In a sense, you think investors should ride the coattails of the employee movement you describe because they are changing the type of leadership companies require.

It’s not just me — investors are thinking it and demanding it, too. Investors are much more astute now. If a drug comes along that will make a big difference in people’s lives and do well by a company, investors are more willing to look at longer term factors and not worry so much about discounting them like they used to. They aren’t just in and out.

To take it a step further, a wise investor gets to know the leaders of a company, and ascertains whether they can be trusted to tell the truth. Investors aren’t just looking at quarterly earnings anymore, and nor should leaders be. Both should be focused on whether the leader can and will build a company the success of which can be sustained. Take Microsoft. Steve Ballmer was about charisma and all that blowhard stuff, and the stock went down for 14 years under his leadership. Now Satya Nadella comes in — and maybe it’s down a little bit now — but he’s grown shareholder value eight times! He achieved that only because he changed the culture and approach, and everything became transparent. That’s a very big change, and exemplary leadership.

What should investors look for in the new generation of leaders?

Look beyond the externals, the charisma, the fancy statements, and see what’s at the core.
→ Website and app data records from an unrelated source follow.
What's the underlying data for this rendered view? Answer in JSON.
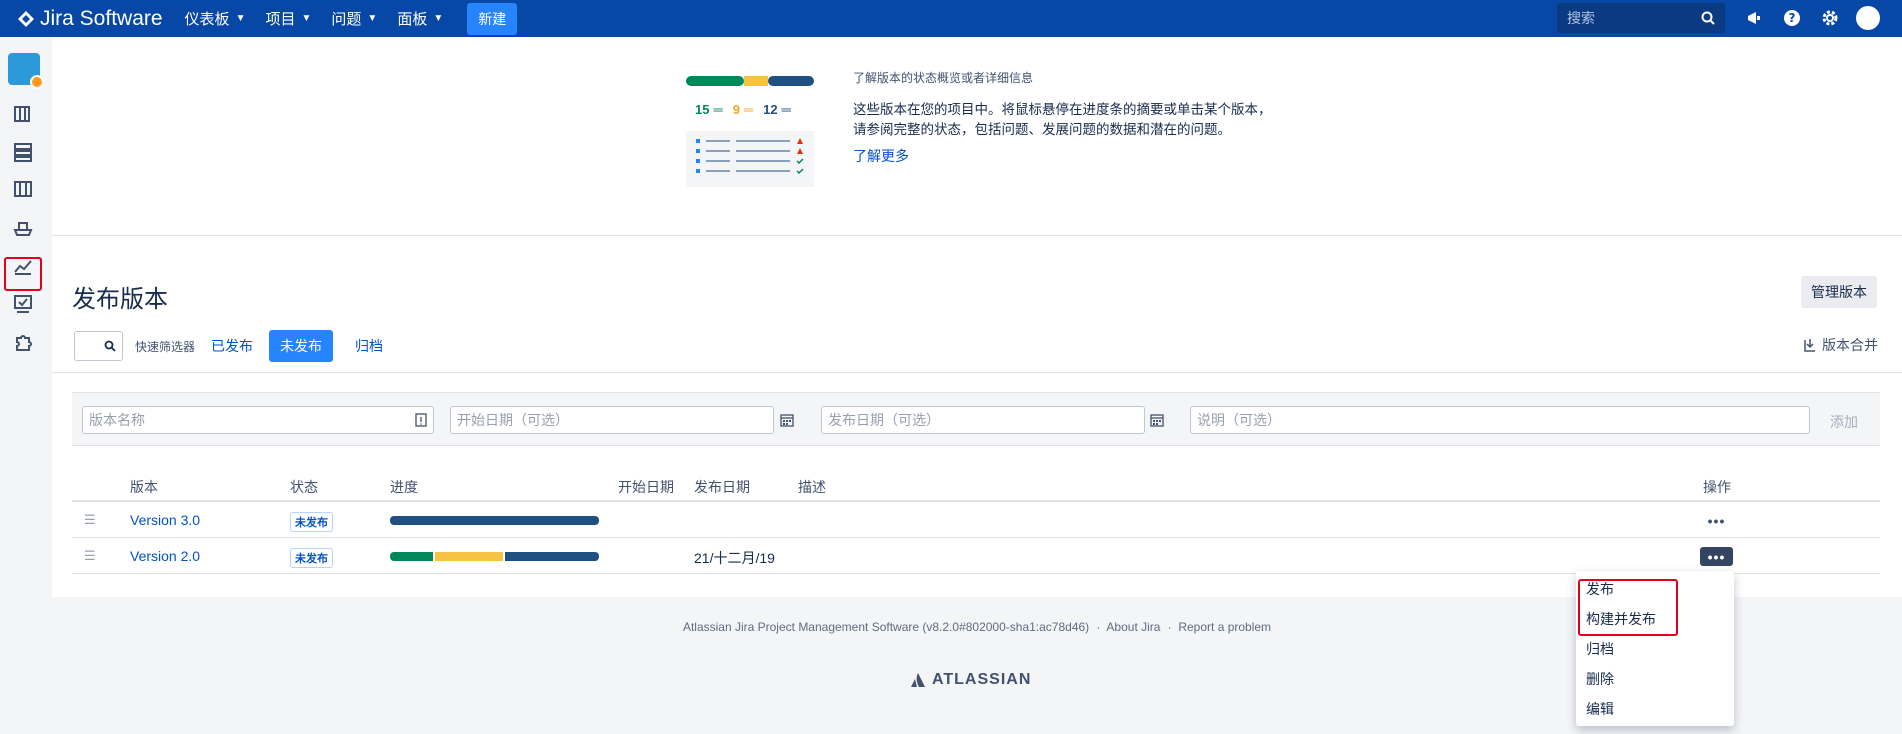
{
  "app": {
    "name": "Jira Software"
  },
  "nav": {
    "items": [
      {
        "label": "仪表板"
      },
      {
        "label": "项目"
      },
      {
        "label": "问题"
      },
      {
        "label": "面板"
      }
    ],
    "create_label": "新建",
    "search_placeholder": "搜索"
  },
  "illustration": {
    "counts": {
      "done": "15",
      "in_progress": "9",
      "todo": "12"
    },
    "heading": "了解版本的状态概览或者详细信息",
    "description": "这些版本在您的项目中。将鼠标悬停在进度条的摘要或单击某个版本，请参阅完整的状态，包括问题、发展问题的数据和潜在的问题。",
    "learn_more": "了解更多"
  },
  "page": {
    "title": "发布版本",
    "manage_label": "管理版本",
    "quick_filter_label": "快速筛选器",
    "tabs": [
      {
        "label": "已发布",
        "active": false
      },
      {
        "label": "未发布",
        "active": true
      },
      {
        "label": "归档",
        "active": false
      }
    ],
    "merge_label": "版本合并"
  },
  "form": {
    "name_placeholder": "版本名称",
    "start_placeholder": "开始日期（可选）",
    "release_placeholder": "发布日期（可选）",
    "desc_placeholder": "说明（可选）",
    "add_label": "添加"
  },
  "table": {
    "headers": {
      "version": "版本",
      "status": "状态",
      "progress": "进度",
      "start": "开始日期",
      "release": "发布日期",
      "desc": "描述",
      "actions": "操作"
    },
    "rows": [
      {
        "name": "Version 3.0",
        "status": "未发布",
        "release_date": "",
        "progress": {
          "done": 0,
          "in_progress": 0,
          "todo": 1
        }
      },
      {
        "name": "Version 2.0",
        "status": "未发布",
        "release_date": "21/十二月/19",
        "progress": {
          "done": 0.21,
          "in_progress": 0.33,
          "todo": 0.46
        }
      }
    ]
  },
  "dropdown": {
    "items": [
      "发布",
      "构建并发布",
      "归档",
      "删除",
      "编辑"
    ]
  },
  "footer": {
    "text": "Atlassian Jira Project Management Software (v8.2.0#802000-sha1:ac78d46)",
    "about": "About Jira",
    "report": "Report a problem",
    "brand": "ATLASSIAN"
  },
  "colors": {
    "done": "#00875a",
    "in_progress": "#f6c342",
    "todo": "#205081",
    "nav_bg": "#0747a6",
    "primary": "#2684ff"
  }
}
Are they going to build something for the long-term? You want to know that when they have a problem all the stakeholders know they have a problem — and that’s okay. Everyone has problems from time to time. Business never goes upward in a straight line. Jack Welch made his earnings 60 quarters in a row or something like that. That’s not natural. That just means you have a lot of cookie jars of money you can go to when you have problems. Investors should aspire and demand to see beyond that. For example, earnings per share of the company are going up — they beat their numbers by a penny every quarter — but there’s no cash flow. That may reveal things company leadership doesn’t want to talk about. Maybe they just found a way to pull some reserves out to hit the number and look good. Investors should explore beyond quarterlies to the underlying fundamentals. I realize quarterlies are an indicator, but they’re just reporting history, not the culture of the company.

You’re not afraid to say you think Mark Zuckerberg is a leader who has lost his way. What about Elon Musk?

He is a bit of a conundrum. There’s no question Elon Musk is the most brilliant inventor of our time. Who else could create a car that is virtually perfect right out of the box the first time? Other companies will have trouble catching up with what he’s done in electric vehicles. He’s broken the back of technology. But there’s a lot of turnover in his management team, and now he’s tweaking Twitter and playing games and trying to be political. I have reservations about him as a leader. He could be on the verge of going the Zuckerberg route. Should investors ignore his foibles? It’s hard to say right now.

Can a bad leader become a good leader?

If they want to ground themselves in a sense of purpose and values and discover a moral compass, but they really have to go back and do that work. It’s very hard to lead other people until you know how to lead yourself — that’s how people get to be bad leaders. I’m not optimistic that mid-career toxic leaders can change their ways.

So, you can’t just flip a switch one day and become a better leader?

No, you can’t.